He was just 17 years old when he joined the Fleet Air Arm, the youngest helicopter pilot to ever serve in the Royal Navy. By the age of 25 he was the most decorated peacetime naval pilot in history and was awarded the Air Force Cross (AFC) by the Queen for outstanding gallantry in search and rescue.
The work of a search and rescue pilot is vital, dangerous, thrilling and on the edge. Jerry saved fighter pilots who had ditched at sea, rescued desperate sailors from sinking yachts during the infamous Fastnet Race - in which only 85 out of 303 yachts made it back to harbour - and picked up a grievously ill crewman from the deck of a nuclear-armed submarine that was playing a cat-and-mouse game with the Soviet navy.
In 2500 hours of flying with the Royal Navy, Jerry and his crewmates saved more than 70 lives on 120 rescue missions. His story is not an account of one man's deeds, but a salute to all the men and women he worked with who were able to turn tragedies into triumphs.
Since leaving the Navy, Jerry has carved out a career becoming one of the world’s leading helicopter film pilots, and the world’s leading aerial film director. He set up a production company specialising in footage shot from helicopters and went on to contribute to the likes of Planet Earth, An Inconvenient Truth, the James Bond film A View to A Kill, Black Hawk Down. He wrote, directed and flew his helicopter on the IMAX film The Earth Wins filming above New Orleans 48 hours after Hurricane Katrina struck, over the aftermath of Black Saturday in the Australia’s state of Victoria, as well as above Europe, the UK, Africa, the Middle and the Far East.
In the world of sport, Jerry’s first world broadcast came from the Sarajevo Winter Olympics in 1984. He went on to command the entire airspace over Melbourne for the Commonwealth Games and over Doha for the Asian Games, in addition to his flying and aerial directing roles using ten helicopters at the Athens Olympics and seven at the South Africa Soccer World Cup.
Jerry also flew the Melbourne, UK, Brazil and South Korea F1 Motor Racing Grand Prix, and supplied the aerial filming unit for the worldwide broadcast at all motor races, from 2010-2013. He filmed Mark Webber’s last-ever race in F1, which he describes as heart-stopping.

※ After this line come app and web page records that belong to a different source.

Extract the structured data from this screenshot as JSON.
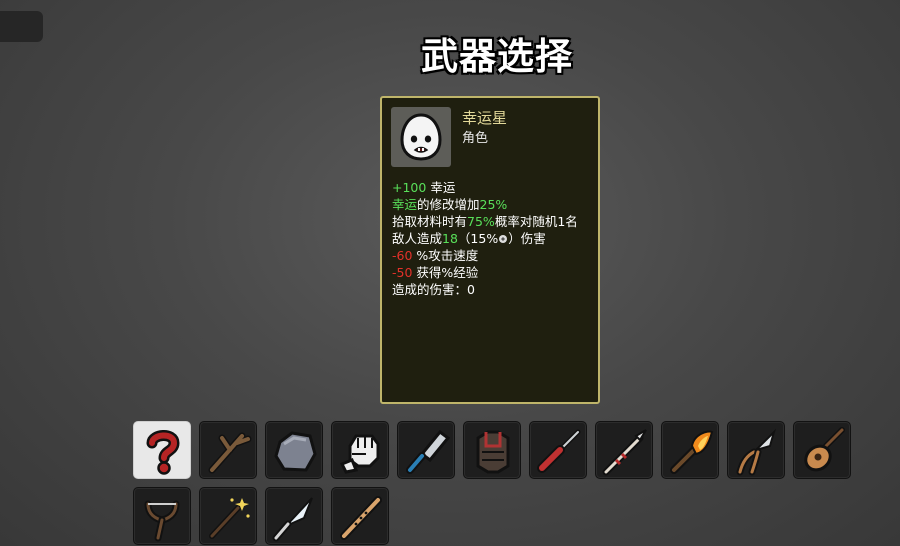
{
  "title": "武器选择",
  "character": {
    "name": "幸运星",
    "type": "角色",
    "portrait_icon": "egg-face-icon",
    "stats": [
      {
        "value": "+100",
        "text": " 幸运"
      },
      {
        "highlight": "幸运",
        "text": "的修改增加",
        "value": "25%"
      },
      {
        "pre": "拾取材料时有",
        "value": "75%",
        "post": "概率对随机1名"
      },
      {
        "pre": "敌人造成",
        "value": "18",
        "post": "（15%",
        "icon": "luck-icon",
        "post2": "）伤害"
      },
      {
        "value": "-60",
        "text": " %攻击速度"
      },
      {
        "value": "-50",
        "text": " 获得%经验"
      },
      {
        "text": "造成的伤害：0"
      }
    ]
  },
  "weapons": [
    {
      "icon": "random-question-icon",
      "selected": true
    },
    {
      "icon": "stick-icon"
    },
    {
      "icon": "rock-icon"
    },
    {
      "icon": "fist-icon"
    },
    {
      "icon": "cleaver-icon"
    },
    {
      "icon": "chest-plate-icon"
    },
    {
      "icon": "screwdriver-icon"
    },
    {
      "icon": "spear-icon"
    },
    {
      "icon": "torch-icon"
    },
    {
      "icon": "pruner-icon"
    },
    {
      "icon": "lute-icon"
    },
    {
      "icon": "slingshot-icon"
    },
    {
      "icon": "magic-wand-icon"
    },
    {
      "icon": "dagger-icon"
    },
    {
      "icon": "flute-icon"
    }
  ],
  "colors": {
    "positive": "#59e05a",
    "negative": "#e3312a",
    "card_border": "#bfb56a",
    "card_name": "#e3d99a"
  }
}
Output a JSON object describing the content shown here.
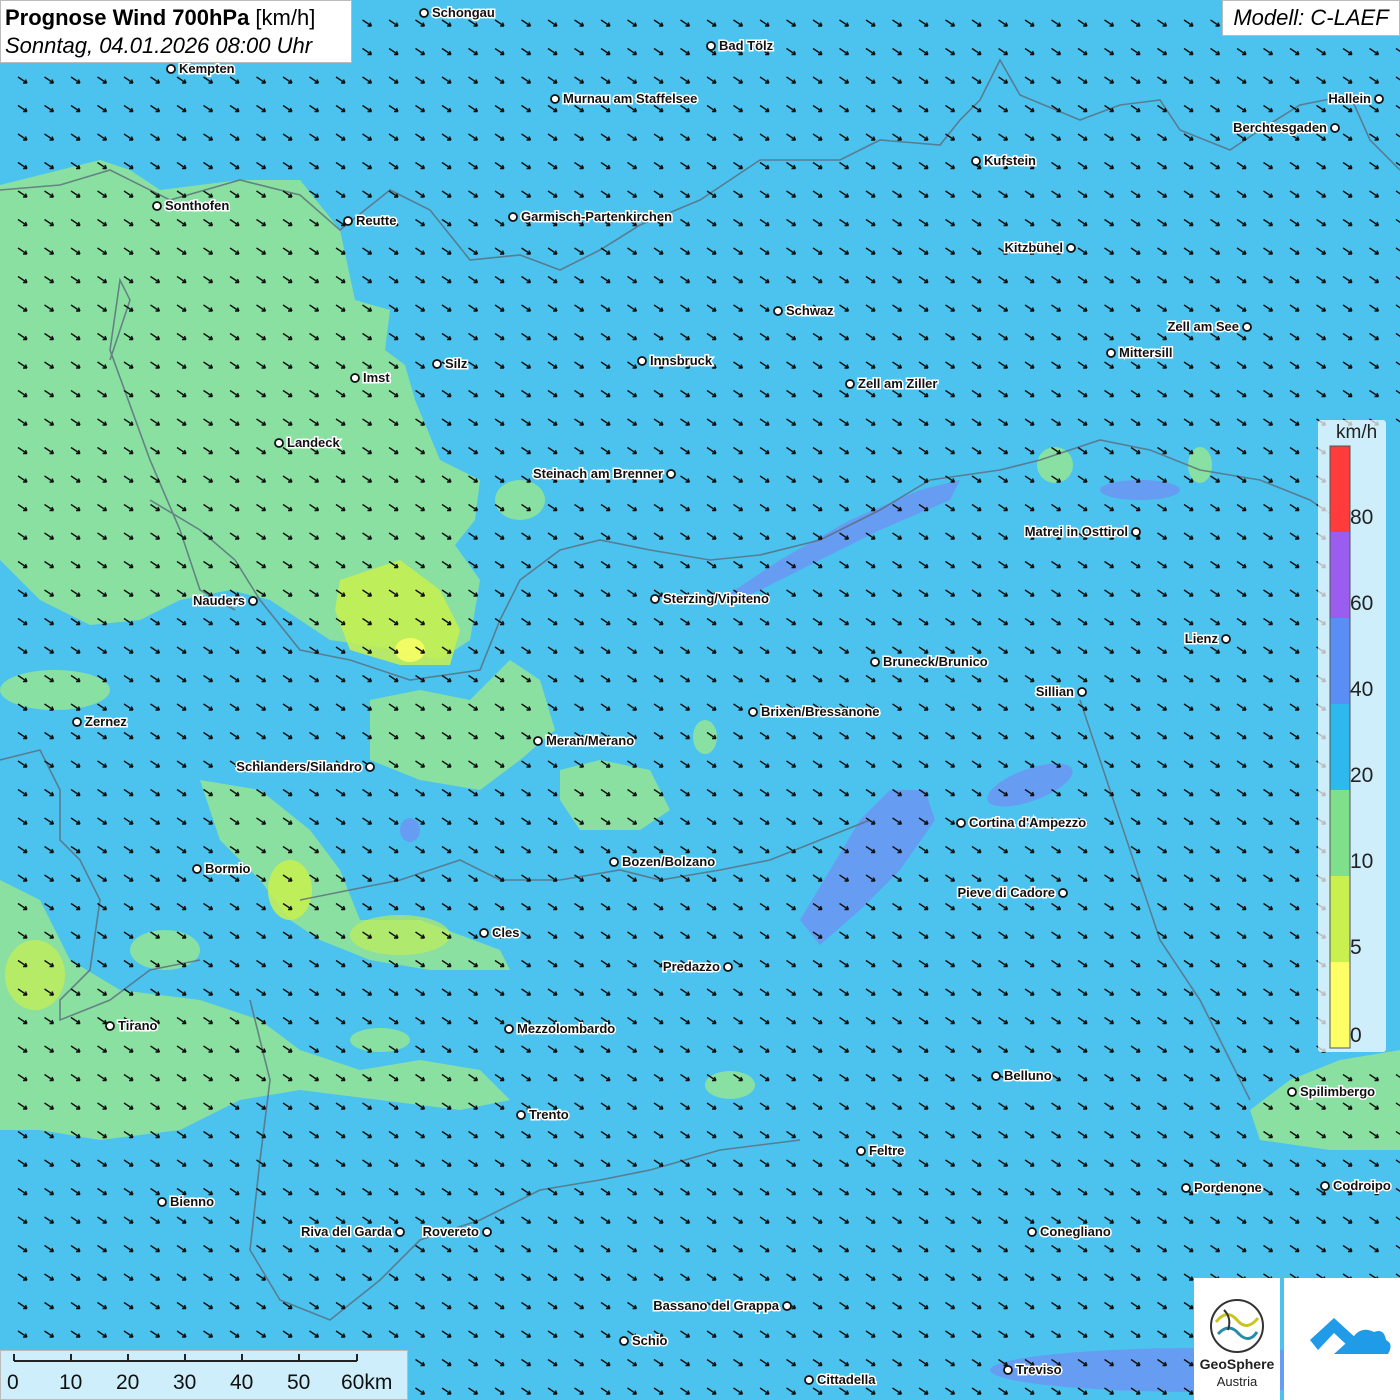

Just a few months into 2015, Jerry’s three decades of flying experiences almost entirely vanished into thin air. The DRONES had arrived and taken over. Jerry had to deal with the most extreme form of disruption; when the career he’d so successfully built simply ceased to exist. To enable him and his team to move forward positively, Jerry had to recognize the disruption, address it and learn a whole new way of doing his job.
Jerry is an internationally recognised expert in the world of flight, both manned and unmanned flight; chairing and presenting keynotes at events such as The International Drone Expo in the USA, at the Drone Zone at the Australian International Airshow, and London’s Commercial UAV Conference which is the largest in Europe. His corporate clients have included Optus, Metro trains, Swiss Re, Sword Active Risk.
He has worked with The Royal Australian Navy, the Defence Science & Technology Group, the Department of Fire & Emergency Services in WA, The Australasian Sonographers Association, the Bendigo Kangan Institute, Melbourne Grammar, Geelong College, Wyvern House at Newington College, as well as many other organisations and businesses.
Jerry has written two books, 'Rescue Pilot' and 'Film Pilot: From James Bond to Hurricane Katrina'.